• **Exercise brief**:
Check each line of the records for "rest"; collect those that have it.

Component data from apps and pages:
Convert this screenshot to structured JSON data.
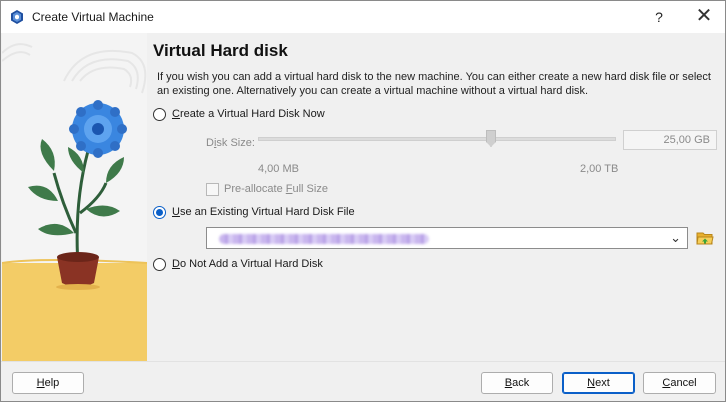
{
  "window": {
    "title": "Create Virtual Machine",
    "help_glyph": "?",
    "close_glyph": "✕"
  },
  "page": {
    "heading": "Virtual Hard disk",
    "description": "If you wish you can add a virtual hard disk to the new machine. You can either create a new hard disk file or select an existing one. Alternatively you can create a virtual machine without a virtual hard disk."
  },
  "options": {
    "create_new": {
      "label_pre": "",
      "label_mnemonic": "C",
      "label_post": "reate a Virtual Hard Disk Now",
      "selected": false
    },
    "use_existing": {
      "label_pre": "",
      "label_mnemonic": "U",
      "label_post": "se an Existing Virtual Hard Disk File",
      "selected": true
    },
    "no_disk": {
      "label_pre": "",
      "label_mnemonic": "D",
      "label_post": "o Not Add a Virtual Hard Disk",
      "selected": false
    }
  },
  "disk_size": {
    "label_pre": "D",
    "label_mnemonic": "i",
    "label_post": "sk Size:",
    "value": "25,00 GB",
    "min_label": "4,00 MB",
    "max_label": "2,00 TB",
    "slider_fraction": 0.65
  },
  "preallocate": {
    "label_pre": "Pre-allocate ",
    "label_mnemonic": "F",
    "label_post": "ull Size",
    "checked": false
  },
  "existing_file": {
    "selected_value": ""
  },
  "buttons": {
    "help": {
      "mnemonic": "H",
      "rest": "elp"
    },
    "back": {
      "mnemonic": "B",
      "rest": "ack"
    },
    "next": {
      "mnemonic": "N",
      "rest": "ext"
    },
    "cancel": {
      "pre": "",
      "mnemonic": "C",
      "rest": "ancel"
    }
  },
  "colors": {
    "accent": "#0a5fc8",
    "illustration_floor": "#f3cc66"
  },
  "icons": {
    "app": "virtualbox-icon",
    "folder": "folder-open-icon",
    "dropdown": "chevron-down-icon"
  }
}
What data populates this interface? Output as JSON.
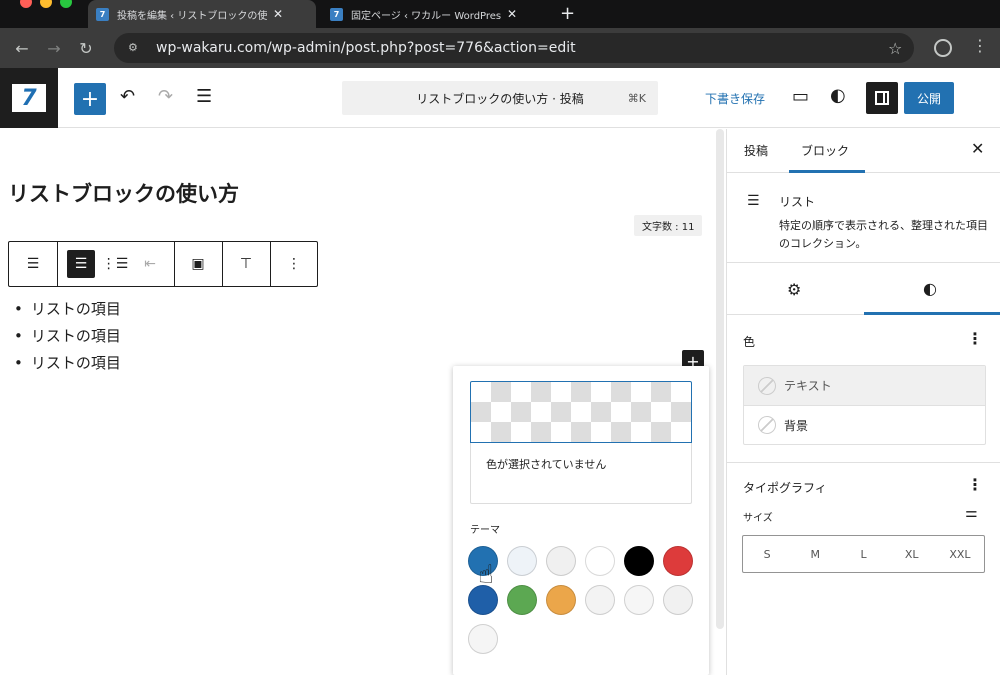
{
  "browser": {
    "tabs": [
      {
        "title": "投稿を編集 ‹ リストブロックの使",
        "active": true
      },
      {
        "title": "固定ページ ‹ ワカルー WordPress",
        "active": false
      }
    ],
    "url": "wp-wakaru.com/wp-admin/post.php?post=776&action=edit"
  },
  "wp": {
    "logo": "7",
    "command_bar": "リストブロックの使い方 · 投稿",
    "command_shortcut": "⌘K",
    "save_draft": "下書き保存",
    "publish": "公開"
  },
  "editor": {
    "title": "リストブロックの使い方",
    "word_count": "文字数 : 11",
    "list_items": [
      "リストの項目",
      "リストの項目",
      "リストの項目"
    ]
  },
  "popover": {
    "no_color": "色が選択されていません",
    "theme_label": "テーマ",
    "swatches": [
      "#2271b1",
      "#eef3f8",
      "#f0f0f0",
      "#ffffff",
      "#000000",
      "#dd3b3b",
      "#1f5fa8",
      "#5ca852",
      "#eba64a",
      "#f3f3f3",
      "#f6f6f6",
      "#f1f1f1",
      "#f5f5f5"
    ]
  },
  "sidebar": {
    "tab_post": "投稿",
    "tab_block": "ブロック",
    "block_name": "リスト",
    "block_desc": "特定の順序で表示される、整理された項目のコレクション。",
    "color_title": "色",
    "color_text": "テキスト",
    "color_bg": "背景",
    "typo_title": "タイポグラフィ",
    "size_label": "サイズ",
    "sizes": [
      "S",
      "M",
      "L",
      "XL",
      "XXL"
    ]
  }
}
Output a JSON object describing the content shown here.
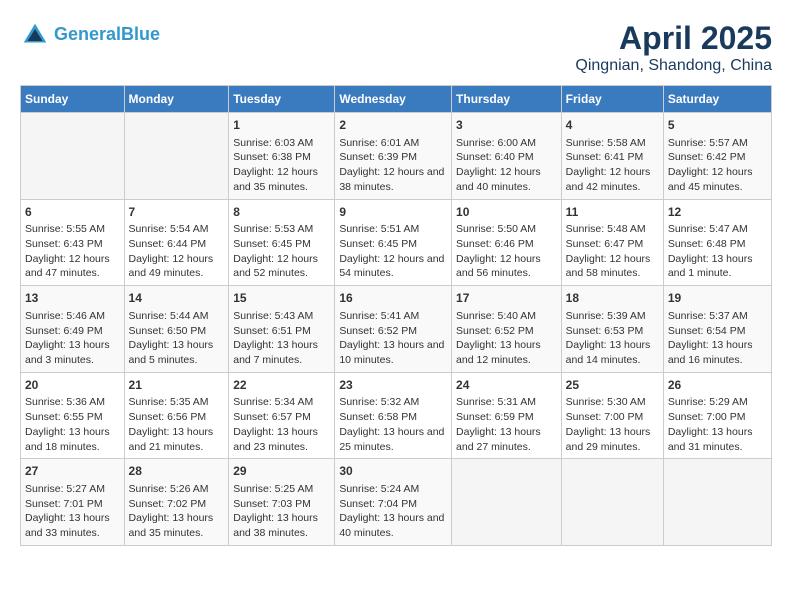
{
  "header": {
    "logo_line1": "General",
    "logo_line2": "Blue",
    "title": "April 2025",
    "subtitle": "Qingnian, Shandong, China"
  },
  "weekdays": [
    "Sunday",
    "Monday",
    "Tuesday",
    "Wednesday",
    "Thursday",
    "Friday",
    "Saturday"
  ],
  "weeks": [
    [
      {
        "day": "",
        "sunrise": "",
        "sunset": "",
        "daylight": ""
      },
      {
        "day": "",
        "sunrise": "",
        "sunset": "",
        "daylight": ""
      },
      {
        "day": "1",
        "sunrise": "Sunrise: 6:03 AM",
        "sunset": "Sunset: 6:38 PM",
        "daylight": "Daylight: 12 hours and 35 minutes."
      },
      {
        "day": "2",
        "sunrise": "Sunrise: 6:01 AM",
        "sunset": "Sunset: 6:39 PM",
        "daylight": "Daylight: 12 hours and 38 minutes."
      },
      {
        "day": "3",
        "sunrise": "Sunrise: 6:00 AM",
        "sunset": "Sunset: 6:40 PM",
        "daylight": "Daylight: 12 hours and 40 minutes."
      },
      {
        "day": "4",
        "sunrise": "Sunrise: 5:58 AM",
        "sunset": "Sunset: 6:41 PM",
        "daylight": "Daylight: 12 hours and 42 minutes."
      },
      {
        "day": "5",
        "sunrise": "Sunrise: 5:57 AM",
        "sunset": "Sunset: 6:42 PM",
        "daylight": "Daylight: 12 hours and 45 minutes."
      }
    ],
    [
      {
        "day": "6",
        "sunrise": "Sunrise: 5:55 AM",
        "sunset": "Sunset: 6:43 PM",
        "daylight": "Daylight: 12 hours and 47 minutes."
      },
      {
        "day": "7",
        "sunrise": "Sunrise: 5:54 AM",
        "sunset": "Sunset: 6:44 PM",
        "daylight": "Daylight: 12 hours and 49 minutes."
      },
      {
        "day": "8",
        "sunrise": "Sunrise: 5:53 AM",
        "sunset": "Sunset: 6:45 PM",
        "daylight": "Daylight: 12 hours and 52 minutes."
      },
      {
        "day": "9",
        "sunrise": "Sunrise: 5:51 AM",
        "sunset": "Sunset: 6:45 PM",
        "daylight": "Daylight: 12 hours and 54 minutes."
      },
      {
        "day": "10",
        "sunrise": "Sunrise: 5:50 AM",
        "sunset": "Sunset: 6:46 PM",
        "daylight": "Daylight: 12 hours and 56 minutes."
      },
      {
        "day": "11",
        "sunrise": "Sunrise: 5:48 AM",
        "sunset": "Sunset: 6:47 PM",
        "daylight": "Daylight: 12 hours and 58 minutes."
      },
      {
        "day": "12",
        "sunrise": "Sunrise: 5:47 AM",
        "sunset": "Sunset: 6:48 PM",
        "daylight": "Daylight: 13 hours and 1 minute."
      }
    ],
    [
      {
        "day": "13",
        "sunrise": "Sunrise: 5:46 AM",
        "sunset": "Sunset: 6:49 PM",
        "daylight": "Daylight: 13 hours and 3 minutes."
      },
      {
        "day": "14",
        "sunrise": "Sunrise: 5:44 AM",
        "sunset": "Sunset: 6:50 PM",
        "daylight": "Daylight: 13 hours and 5 minutes."
      },
      {
        "day": "15",
        "sunrise": "Sunrise: 5:43 AM",
        "sunset": "Sunset: 6:51 PM",
        "daylight": "Daylight: 13 hours and 7 minutes."
      },
      {
        "day": "16",
        "sunrise": "Sunrise: 5:41 AM",
        "sunset": "Sunset: 6:52 PM",
        "daylight": "Daylight: 13 hours and 10 minutes."
      },
      {
        "day": "17",
        "sunrise": "Sunrise: 5:40 AM",
        "sunset": "Sunset: 6:52 PM",
        "daylight": "Daylight: 13 hours and 12 minutes."
      },
      {
        "day": "18",
        "sunrise": "Sunrise: 5:39 AM",
        "sunset": "Sunset: 6:53 PM",
        "daylight": "Daylight: 13 hours and 14 minutes."
      },
      {
        "day": "19",
        "sunrise": "Sunrise: 5:37 AM",
        "sunset": "Sunset: 6:54 PM",
        "daylight": "Daylight: 13 hours and 16 minutes."
      }
    ],
    [
      {
        "day": "20",
        "sunrise": "Sunrise: 5:36 AM",
        "sunset": "Sunset: 6:55 PM",
        "daylight": "Daylight: 13 hours and 18 minutes."
      },
      {
        "day": "21",
        "sunrise": "Sunrise: 5:35 AM",
        "sunset": "Sunset: 6:56 PM",
        "daylight": "Daylight: 13 hours and 21 minutes."
      },
      {
        "day": "22",
        "sunrise": "Sunrise: 5:34 AM",
        "sunset": "Sunset: 6:57 PM",
        "daylight": "Daylight: 13 hours and 23 minutes."
      },
      {
        "day": "23",
        "sunrise": "Sunrise: 5:32 AM",
        "sunset": "Sunset: 6:58 PM",
        "daylight": "Daylight: 13 hours and 25 minutes."
      },
      {
        "day": "24",
        "sunrise": "Sunrise: 5:31 AM",
        "sunset": "Sunset: 6:59 PM",
        "daylight": "Daylight: 13 hours and 27 minutes."
      },
      {
        "day": "25",
        "sunrise": "Sunrise: 5:30 AM",
        "sunset": "Sunset: 7:00 PM",
        "daylight": "Daylight: 13 hours and 29 minutes."
      },
      {
        "day": "26",
        "sunrise": "Sunrise: 5:29 AM",
        "sunset": "Sunset: 7:00 PM",
        "daylight": "Daylight: 13 hours and 31 minutes."
      }
    ],
    [
      {
        "day": "27",
        "sunrise": "Sunrise: 5:27 AM",
        "sunset": "Sunset: 7:01 PM",
        "daylight": "Daylight: 13 hours and 33 minutes."
      },
      {
        "day": "28",
        "sunrise": "Sunrise: 5:26 AM",
        "sunset": "Sunset: 7:02 PM",
        "daylight": "Daylight: 13 hours and 35 minutes."
      },
      {
        "day": "29",
        "sunrise": "Sunrise: 5:25 AM",
        "sunset": "Sunset: 7:03 PM",
        "daylight": "Daylight: 13 hours and 38 minutes."
      },
      {
        "day": "30",
        "sunrise": "Sunrise: 5:24 AM",
        "sunset": "Sunset: 7:04 PM",
        "daylight": "Daylight: 13 hours and 40 minutes."
      },
      {
        "day": "",
        "sunrise": "",
        "sunset": "",
        "daylight": ""
      },
      {
        "day": "",
        "sunrise": "",
        "sunset": "",
        "daylight": ""
      },
      {
        "day": "",
        "sunrise": "",
        "sunset": "",
        "daylight": ""
      }
    ]
  ]
}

• **Response area**:
      "rest": "elp"
      "rest": "ack"
      "rest": "ext"
      "rest": "ancel"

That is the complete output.